## YOUR INSTRUCTIONS
Restate the entries below exactly. Images are not part of the copy.

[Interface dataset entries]
##########
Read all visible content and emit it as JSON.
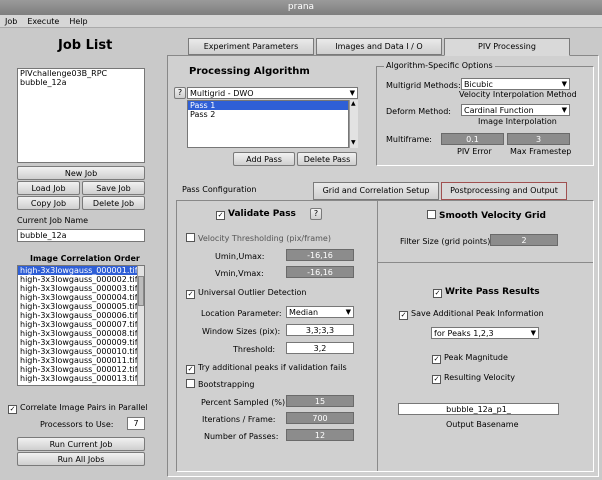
{
  "window": {
    "title": "prana"
  },
  "menu": [
    "Job",
    "Execute",
    "Help"
  ],
  "joblist": {
    "title": "Job List",
    "jobs": [
      "PIVchallenge03B_RPC",
      "bubble_12a"
    ],
    "new_job": "New Job",
    "load_job": "Load Job",
    "save_job": "Save Job",
    "copy_job": "Copy Job",
    "delete_job": "Delete Job",
    "current_job_label": "Current Job Name",
    "current_job_value": "bubble_12a",
    "image_order_title": "Image Correlation Order",
    "images": [
      "high-3x3lowgauss_000001.tif",
      "high-3x3lowgauss_000002.tif",
      "high-3x3lowgauss_000003.tif",
      "high-3x3lowgauss_000004.tif",
      "high-3x3lowgauss_000005.tif",
      "high-3x3lowgauss_000006.tif",
      "high-3x3lowgauss_000007.tif",
      "high-3x3lowgauss_000008.tif",
      "high-3x3lowgauss_000009.tif",
      "high-3x3lowgauss_000010.tif",
      "high-3x3lowgauss_000011.tif",
      "high-3x3lowgauss_000012.tif",
      "high-3x3lowgauss_000013.tif"
    ],
    "correlate_parallel": "Correlate Image Pairs in Parallel",
    "processors_label": "Processors to Use:",
    "processors_value": "7",
    "run_current": "Run Current Job",
    "run_all": "Run All Jobs"
  },
  "tabs": [
    "Experiment Parameters",
    "Images and Data I / O",
    "PIV Processing"
  ],
  "processing": {
    "title": "Processing Algorithm",
    "help": "?",
    "algorithm": "Multigrid - DWO",
    "passes": [
      "Pass 1",
      "Pass 2"
    ],
    "add_pass": "Add Pass",
    "delete_pass": "Delete Pass"
  },
  "algo_options": {
    "title": "Algorithm-Specific Options",
    "multigrid_label": "Multigrid Methods:",
    "multigrid_value": "Bicubic",
    "velocity_interp": "Velocity Interpolation Method",
    "deform_label": "Deform Method:",
    "deform_value": "Cardinal Function",
    "image_interp": "Image Interpolation",
    "multiframe_label": "Multiframe:",
    "piv_error_value": "0.1",
    "piv_error_label": "PIV Error",
    "max_framestep_value": "3",
    "max_framestep_label": "Max Framestep"
  },
  "pass_config": {
    "title": "Pass Configuration",
    "tab_grid": "Grid and Correlation Setup",
    "tab_post": "Postprocessing and Output"
  },
  "validation": {
    "validate_pass": "Validate Pass",
    "help": "?",
    "vel_thresh": "Velocity Thresholding (pix/frame)",
    "umin_label": "Umin,Umax:",
    "umin_value": "-16,16",
    "vmin_label": "Vmin,Vmax:",
    "vmin_value": "-16,16",
    "uod": "Universal Outlier Detection",
    "loc_param_label": "Location Parameter:",
    "loc_param_value": "Median",
    "window_label": "Window Sizes (pix):",
    "window_value": "3,3;3,3",
    "threshold_label": "Threshold:",
    "threshold_value": "3,2",
    "try_peaks": "Try additional peaks if validation fails",
    "bootstrapping": "Bootstrapping",
    "percent_label": "Percent Sampled (%):",
    "percent_value": "15",
    "iter_label": "Iterations / Frame:",
    "iter_value": "700",
    "passes_label": "Number of Passes:",
    "passes_value": "12"
  },
  "smoothing": {
    "title": "Smooth Velocity Grid",
    "filter_label": "Filter Size (grid points):",
    "filter_value": "2"
  },
  "output": {
    "write_results": "Write Pass Results",
    "save_peak": "Save Additional Peak Information",
    "peaks_value": "for Peaks 1,2,3",
    "peak_mag": "Peak Magnitude",
    "resulting_vel": "Resulting Velocity",
    "basename_value": "bubble_12a_p1_",
    "basename_label": "Output Basename"
  }
}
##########
## EXERCISE ANSWER
Read all visible content and emit it as JSON.
{
  "window": {
    "title": "prana"
  },
  "menu": [
    "Job",
    "Execute",
    "Help"
  ],
  "joblist": {
    "title": "Job List",
    "jobs": [
      "PIVchallenge03B_RPC",
      "bubble_12a"
    ],
    "new_job": "New Job",
    "load_job": "Load Job",
    "save_job": "Save Job",
    "copy_job": "Copy Job",
    "delete_job": "Delete Job",
    "current_job_label": "Current Job Name",
    "current_job_value": "bubble_12a",
    "image_order_title": "Image Correlation Order",
    "images": [
      "high-3x3lowgauss_000001.tif",
      "high-3x3lowgauss_000002.tif",
      "high-3x3lowgauss_000003.tif",
      "high-3x3lowgauss_000004.tif",
      "high-3x3lowgauss_000005.tif",
      "high-3x3lowgauss_000006.tif",
      "high-3x3lowgauss_000007.tif",
      "high-3x3lowgauss_000008.tif",
      "high-3x3lowgauss_000009.tif",
      "high-3x3lowgauss_000010.tif",
      "high-3x3lowgauss_000011.tif",
      "high-3x3lowgauss_000012.tif",
      "high-3x3lowgauss_000013.tif"
    ],
    "correlate_parallel": "Correlate Image Pairs in Parallel",
    "processors_label": "Processors to Use:",
    "processors_value": "7",
    "run_current": "Run Current Job",
    "run_all": "Run All Jobs"
  },
  "tabs": [
    "Experiment Parameters",
    "Images and Data I / O",
    "PIV Processing"
  ],
  "processing": {
    "title": "Processing Algorithm",
    "help": "?",
    "algorithm": "Multigrid - DWO",
    "passes": [
      "Pass 1",
      "Pass 2"
    ],
    "add_pass": "Add Pass",
    "delete_pass": "Delete Pass"
  },
  "algo_options": {
    "title": "Algorithm-Specific Options",
    "multigrid_label": "Multigrid Methods:",
    "multigrid_value": "Bicubic",
    "velocity_interp": "Velocity Interpolation Method",
    "deform_label": "Deform Method:",
    "deform_value": "Cardinal Function",
    "image_interp": "Image Interpolation",
    "multiframe_label": "Multiframe:",
    "piv_error_value": "0.1",
    "piv_error_label": "PIV Error",
    "max_framestep_value": "3",
    "max_framestep_label": "Max Framestep"
  },
  "pass_config": {
    "title": "Pass Configuration",
    "tab_grid": "Grid and Correlation Setup",
    "tab_post": "Postprocessing and Output"
  },
  "validation": {
    "validate_pass": "Validate Pass",
    "help": "?",
    "vel_thresh": "Velocity Thresholding (pix/frame)",
    "umin_label": "Umin,Umax:",
    "umin_value": "-16,16",
    "vmin_label": "Vmin,Vmax:",
    "vmin_value": "-16,16",
    "uod": "Universal Outlier Detection",
    "loc_param_label": "Location Parameter:",
    "loc_param_value": "Median",
    "window_label": "Window Sizes (pix):",
    "window_value": "3,3;3,3",
    "threshold_label": "Threshold:",
    "threshold_value": "3,2",
    "try_peaks": "Try additional peaks if validation fails",
    "bootstrapping": "Bootstrapping",
    "percent_label": "Percent Sampled (%):",
    "percent_value": "15",
    "iter_label": "Iterations / Frame:",
    "iter_value": "700",
    "passes_label": "Number of Passes:",
    "passes_value": "12"
  },
  "smoothing": {
    "title": "Smooth Velocity Grid",
    "filter_label": "Filter Size (grid points):",
    "filter_value": "2"
  },
  "output": {
    "write_results": "Write Pass Results",
    "save_peak": "Save Additional Peak Information",
    "peaks_value": "for Peaks 1,2,3",
    "peak_mag": "Peak Magnitude",
    "resulting_vel": "Resulting Velocity",
    "basename_value": "bubble_12a_p1_",
    "basename_label": "Output Basename"
  }
}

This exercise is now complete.